Interface dataset entries:
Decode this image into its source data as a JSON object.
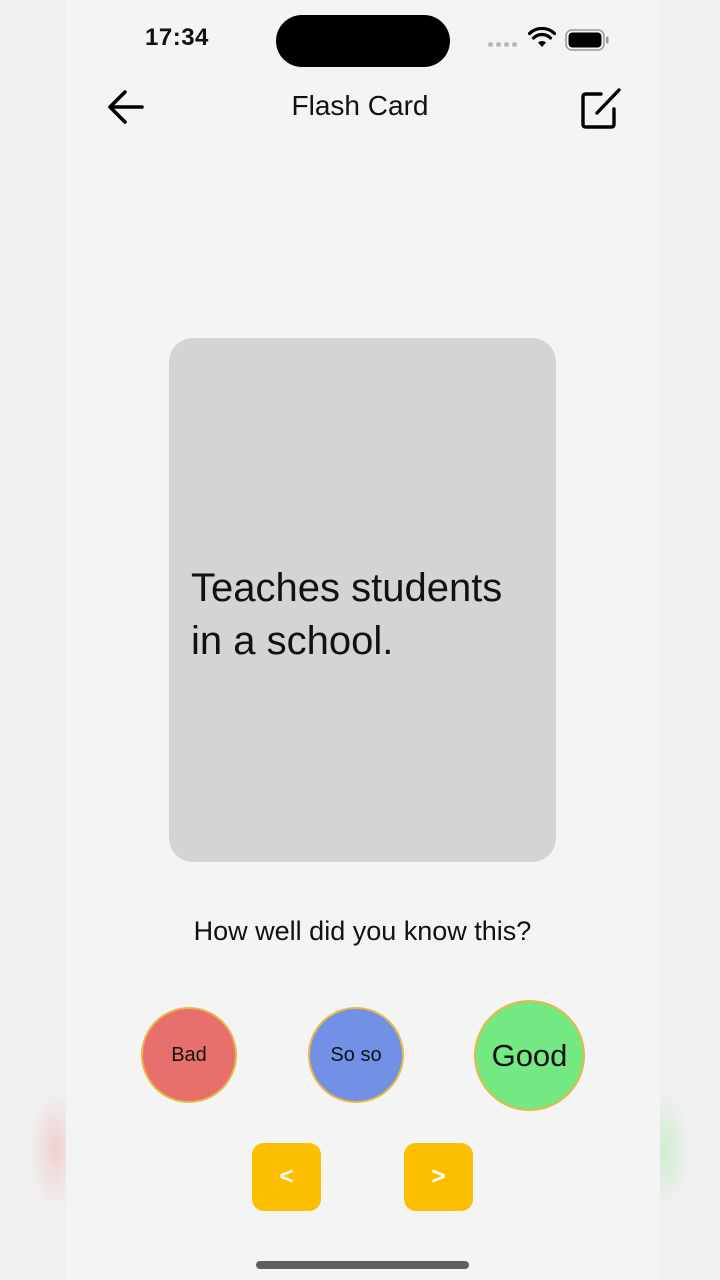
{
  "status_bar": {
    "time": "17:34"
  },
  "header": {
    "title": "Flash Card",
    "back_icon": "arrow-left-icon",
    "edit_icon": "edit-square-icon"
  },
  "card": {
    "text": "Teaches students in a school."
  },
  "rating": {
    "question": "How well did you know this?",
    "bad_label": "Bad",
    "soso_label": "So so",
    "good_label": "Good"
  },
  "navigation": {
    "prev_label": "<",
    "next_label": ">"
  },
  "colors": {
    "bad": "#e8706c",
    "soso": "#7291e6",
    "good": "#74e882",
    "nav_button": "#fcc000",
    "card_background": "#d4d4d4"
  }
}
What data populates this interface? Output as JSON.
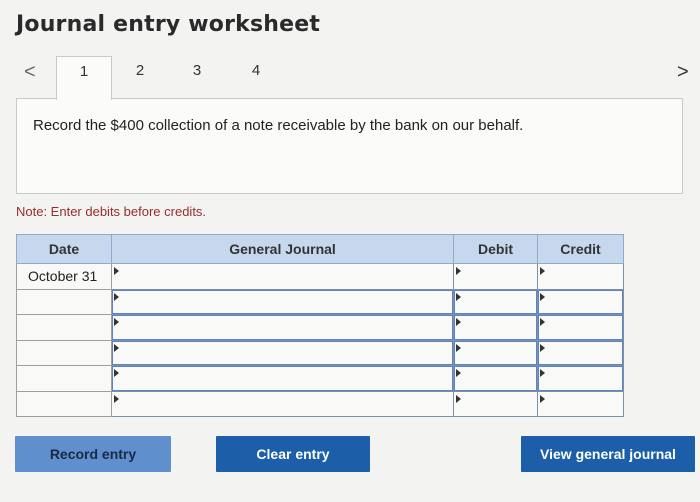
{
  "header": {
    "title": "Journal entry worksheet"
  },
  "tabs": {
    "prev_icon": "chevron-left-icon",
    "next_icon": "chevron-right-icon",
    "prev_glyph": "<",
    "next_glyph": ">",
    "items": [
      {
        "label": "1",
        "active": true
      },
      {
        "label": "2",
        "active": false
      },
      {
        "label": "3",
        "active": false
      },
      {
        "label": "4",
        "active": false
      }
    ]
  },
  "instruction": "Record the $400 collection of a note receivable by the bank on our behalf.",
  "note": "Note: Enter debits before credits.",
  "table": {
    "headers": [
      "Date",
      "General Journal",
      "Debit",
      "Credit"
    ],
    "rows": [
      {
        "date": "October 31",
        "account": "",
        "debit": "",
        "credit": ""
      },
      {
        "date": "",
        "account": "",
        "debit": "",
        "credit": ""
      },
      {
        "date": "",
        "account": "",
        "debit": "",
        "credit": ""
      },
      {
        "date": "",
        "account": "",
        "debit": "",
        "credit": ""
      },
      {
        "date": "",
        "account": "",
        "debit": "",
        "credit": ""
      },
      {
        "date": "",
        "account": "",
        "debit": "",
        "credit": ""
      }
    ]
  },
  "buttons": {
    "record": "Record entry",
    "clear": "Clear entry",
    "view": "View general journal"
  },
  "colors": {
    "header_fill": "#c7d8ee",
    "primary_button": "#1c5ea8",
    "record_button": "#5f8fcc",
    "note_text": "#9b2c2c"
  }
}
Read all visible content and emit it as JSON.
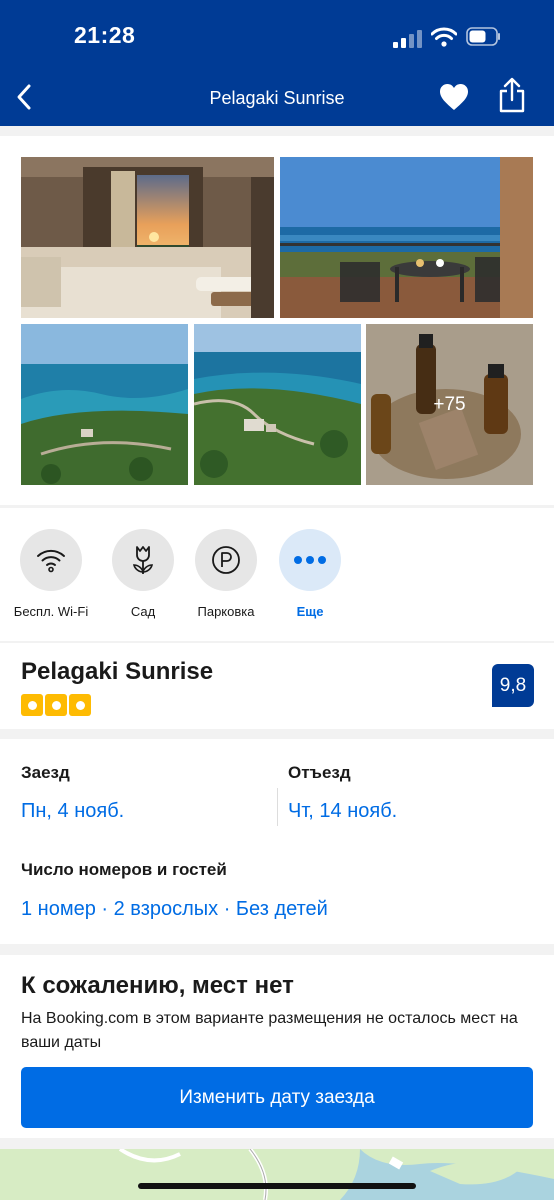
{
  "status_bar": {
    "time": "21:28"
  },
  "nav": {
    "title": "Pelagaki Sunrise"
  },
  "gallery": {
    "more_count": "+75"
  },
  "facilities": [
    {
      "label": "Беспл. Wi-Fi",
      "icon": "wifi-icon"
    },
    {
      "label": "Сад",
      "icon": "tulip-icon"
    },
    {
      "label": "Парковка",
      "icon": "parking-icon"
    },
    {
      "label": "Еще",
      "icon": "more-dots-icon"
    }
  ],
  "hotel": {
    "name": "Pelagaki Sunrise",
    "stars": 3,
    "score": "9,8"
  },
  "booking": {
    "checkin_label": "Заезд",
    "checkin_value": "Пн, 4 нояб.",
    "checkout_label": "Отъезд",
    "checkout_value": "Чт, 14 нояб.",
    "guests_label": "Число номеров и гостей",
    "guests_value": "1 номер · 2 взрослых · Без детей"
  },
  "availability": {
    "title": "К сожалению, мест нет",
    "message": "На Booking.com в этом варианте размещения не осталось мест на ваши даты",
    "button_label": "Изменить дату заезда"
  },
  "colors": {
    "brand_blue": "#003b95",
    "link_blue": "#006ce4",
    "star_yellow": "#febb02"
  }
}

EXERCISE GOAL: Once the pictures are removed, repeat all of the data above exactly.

REPLY TO THE EXERCISE:
Decode this image into its source data as a JSON object.
{
  "status_bar": {
    "time": "17:34"
  },
  "header": {
    "title": "Flash Card",
    "back_icon": "arrow-left-icon",
    "edit_icon": "edit-square-icon"
  },
  "card": {
    "text": "Teaches students in a school."
  },
  "rating": {
    "question": "How well did you know this?",
    "bad_label": "Bad",
    "soso_label": "So so",
    "good_label": "Good"
  },
  "navigation": {
    "prev_label": "<",
    "next_label": ">"
  },
  "colors": {
    "bad": "#e8706c",
    "soso": "#7291e6",
    "good": "#74e882",
    "nav_button": "#fcc000",
    "card_background": "#d4d4d4"
  }
}
What data populates this interface? Output as JSON.
{
  "header": {
    "title": "Journal entry worksheet"
  },
  "tabs": {
    "prev_icon": "chevron-left-icon",
    "next_icon": "chevron-right-icon",
    "prev_glyph": "<",
    "next_glyph": ">",
    "items": [
      {
        "label": "1",
        "active": true
      },
      {
        "label": "2",
        "active": false
      },
      {
        "label": "3",
        "active": false
      },
      {
        "label": "4",
        "active": false
      }
    ]
  },
  "instruction": "Record the $400 collection of a note receivable by the bank on our behalf.",
  "note": "Note: Enter debits before credits.",
  "table": {
    "headers": [
      "Date",
      "General Journal",
      "Debit",
      "Credit"
    ],
    "rows": [
      {
        "date": "October 31",
        "account": "",
        "debit": "",
        "credit": ""
      },
      {
        "date": "",
        "account": "",
        "debit": "",
        "credit": ""
      },
      {
        "date": "",
        "account": "",
        "debit": "",
        "credit": ""
      },
      {
        "date": "",
        "account": "",
        "debit": "",
        "credit": ""
      },
      {
        "date": "",
        "account": "",
        "debit": "",
        "credit": ""
      },
      {
        "date": "",
        "account": "",
        "debit": "",
        "credit": ""
      }
    ]
  },
  "buttons": {
    "record": "Record entry",
    "clear": "Clear entry",
    "view": "View general journal"
  },
  "colors": {
    "header_fill": "#c7d8ee",
    "primary_button": "#1c5ea8",
    "record_button": "#5f8fcc",
    "note_text": "#9b2c2c"
  }
}
Read all visible content and emit it as JSON.
{
  "status_bar": {
    "time": "21:28"
  },
  "nav": {
    "title": "Pelagaki Sunrise"
  },
  "gallery": {
    "more_count": "+75"
  },
  "facilities": [
    {
      "label": "Беспл. Wi-Fi",
      "icon": "wifi-icon"
    },
    {
      "label": "Сад",
      "icon": "tulip-icon"
    },
    {
      "label": "Парковка",
      "icon": "parking-icon"
    },
    {
      "label": "Еще",
      "icon": "more-dots-icon"
    }
  ],
  "hotel": {
    "name": "Pelagaki Sunrise",
    "stars": 3,
    "score": "9,8"
  },
  "booking": {
    "checkin_label": "Заезд",
    "checkin_value": "Пн, 4 нояб.",
    "checkout_label": "Отъезд",
    "checkout_value": "Чт, 14 нояб.",
    "guests_label": "Число номеров и гостей",
    "guests_value": "1 номер · 2 взрослых · Без детей"
  },
  "availability": {
    "title": "К сожалению, мест нет",
    "message": "На Booking.com в этом варианте размещения не осталось мест на ваши даты",
    "button_label": "Изменить дату заезда"
  },
  "colors": {
    "brand_blue": "#003b95",
    "link_blue": "#006ce4",
    "star_yellow": "#febb02"
  }
}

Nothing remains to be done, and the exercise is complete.